Collision Avoidance Systems: The Real Truth

Collision Avoidance Systems: The Real Truth

The advancements made in automotive safety over the past 20 years have been nothing short of revolutionary. Although all drivers know they need to keep their focus on the road, mistakes can happen; that’s where Collision Avoidance Systems (CAS) come into play. However, it’s important to understand that although CAS technology is extremely beneficial for improving road safety, it has its limitations and is designed to enhance (rather than replace) your vigilance on the road. 

What Are Collision Avoidance Systems?

Collision Avoidance Systems are a type of Advanced Driver Assistance System (ADAS) technology that includes a variety of features that help drivers avoid accidents. These include lane departure warnings, forward collision warnings, active and automatic braking systems, blind-spot monitoring, and rearview cameras. These technologies monitor what’s happening on the road and either alert drivers about potential hazards or make autonomous corrections to prevent an accident. 

CAS features are now used widely in the majority of late-model vehicles, and while they have been shown to reduce accidents, studies have also found that their performance can be greatly affected by visibility and maintenance. There are some situations where they may not work as well, such as extremely foggy or snowy conditions, or if the cameras are affected by an intense glare. Likewise, sudden impacts, such as a fender bender, can jolt sensors and other delicate equipment out of place—which can lead to inaccurate readings. 

How Do Collision Avoidance Systems Work?

Many CAS features rely on cameras positioned throughout the vehicle to continually monitor its surroundings. The cameras are designed to identify lane markers, vehicles, and other obstacles, but they can have trouble in conditions where something is obscuring their view—such as snow covering the road, a nearby car hidden in heavy fog, or a lane marker with worn and faded paint. 

Blind-spot monitoring (BSM) usually relies on radar technology located in the rear fender. Although it’s generally dependable, radar can have trouble monitoring the road if the lens gets wet. In addition, most cars don’t warn you if the collision avoidance system is offline or is having trouble detecting the road conditions it’s supposed to be monitoring. 

With these limitations in mind, it’s important not to rely on collision avoidance systems completely. You should still focus on keeping your eyes on the road at all times and avoid distractions. 

Emerging Technologies and Their Impact on Vehicle Safety

Vehicle safety technology doesn’t stop at just collision avoidance systems, however. Here are some of the latest technologies designed to improve safety and prevent accidents: 

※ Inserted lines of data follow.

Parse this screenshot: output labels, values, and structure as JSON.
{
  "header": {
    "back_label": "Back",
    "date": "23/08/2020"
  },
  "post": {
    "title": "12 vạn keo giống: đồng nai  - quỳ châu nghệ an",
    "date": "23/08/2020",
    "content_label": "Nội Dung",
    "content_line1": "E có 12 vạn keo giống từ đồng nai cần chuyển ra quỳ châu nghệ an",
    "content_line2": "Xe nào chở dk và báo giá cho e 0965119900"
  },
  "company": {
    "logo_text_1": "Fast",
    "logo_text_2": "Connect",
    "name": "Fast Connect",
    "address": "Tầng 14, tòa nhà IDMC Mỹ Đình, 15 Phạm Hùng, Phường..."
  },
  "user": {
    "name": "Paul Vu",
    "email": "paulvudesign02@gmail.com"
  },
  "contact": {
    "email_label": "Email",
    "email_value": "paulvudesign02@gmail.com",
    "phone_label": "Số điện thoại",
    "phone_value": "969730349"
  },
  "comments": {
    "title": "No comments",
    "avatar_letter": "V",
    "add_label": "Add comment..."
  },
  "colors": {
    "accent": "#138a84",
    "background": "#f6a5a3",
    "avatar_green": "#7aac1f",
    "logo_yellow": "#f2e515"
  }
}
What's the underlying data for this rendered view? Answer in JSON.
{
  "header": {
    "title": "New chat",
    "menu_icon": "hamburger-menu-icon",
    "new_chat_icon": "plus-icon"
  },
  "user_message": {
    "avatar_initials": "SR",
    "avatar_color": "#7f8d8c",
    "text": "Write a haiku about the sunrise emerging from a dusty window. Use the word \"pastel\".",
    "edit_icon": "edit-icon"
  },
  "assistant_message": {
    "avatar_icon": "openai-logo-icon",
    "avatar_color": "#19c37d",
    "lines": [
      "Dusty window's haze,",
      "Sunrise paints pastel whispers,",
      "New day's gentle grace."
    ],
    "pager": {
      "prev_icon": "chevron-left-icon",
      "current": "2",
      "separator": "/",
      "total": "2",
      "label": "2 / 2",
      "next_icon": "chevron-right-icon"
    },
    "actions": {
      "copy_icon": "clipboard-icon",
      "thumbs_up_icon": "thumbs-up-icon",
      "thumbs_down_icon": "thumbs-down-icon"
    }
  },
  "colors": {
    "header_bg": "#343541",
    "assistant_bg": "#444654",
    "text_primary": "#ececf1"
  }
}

  • Rear and Side Camera Improvements: All new vehicles are now required to have rear cameras. Improvements are also being made in side cameras to help prevent backup accidents and eliminate blind spots. 
  • Headlight Advancements: Adaptive headlights adjust their brightness depending on the vehicle’s speed and direction, which helps improve visibility at night and in challenging road conditions. 
  • Parking Assistance: Parking is made easier with the help of parking sensors, rear cameras, automatic parking systems, and apps designed to locate parking spaces.
  • Advanced Braking and Steering Systems: Forwards-Collision Warning and Automatic Emergency Braking systems significantly decrease the chances of getting into a rear-end collision, while Electronic Stability Control corrects the steering when a vehicle skids or loses traction. 

In addition, Augmented Reality (AR) is poised to be another game-changer for vehicle safety by improving navigation, vehicle diagnostics, and even the car buying experience through enhanced information delivery. 

Autonomous Vehicle Accidents: Who’s At Fault?

Google conducted several real-world tests with autonomous vehicles from 2009 – 2012, driving them in a variety of road conditions. What they found was that as time went by and the technology progressed, the risk of accidents went up. 

With autonomous vehicles becoming more commonplace, it raises an important question: if a self-driving vehicle gets into an accident with little to no human intervention, who’s at fault? In most cases, the responsibility lies with the manufacturer. 

Volvo stated in 2015 that the company would accept full liability for accidents involving its autonomous technology. Other manufacturers were expected to follow suit, until May 2016, when a driver was killed in their Tesla Model S using the autopilot feature. Since Tesla has stated that this feature requires human control for safe driving, the driver was eventually determined to be at fault. 

It’s important to remember that self-driving cars have varying levels of autonomous technology, and like CAS features, should still be treated cautiously. Additionally, the level of autonomy in self-driving cars matters when it comes to liability and insurance.

Navigating Automotive Safety: Balancing Technology with Responsibility

Automotive safety is an evolving landscape that relies not only on technological advancements but also on responsible driving. CAS, AR, and autonomous technologies, while helpful, shouldn’t be solely relied on to keep you safe on the road. Understanding how these technologies work and their limitations is essential. 

When accidents happen, knowing where to go for expert collision repair is just as important. Cline Collision Center is here to bring your vehicle back to its pre-accident condition. From minor dents to ADAS calibration, we’re committed to providing high-quality OEM repairs that keep your vehicle safe and reliable. Contact us today at (707) 591-9909 or schedule an appointment online.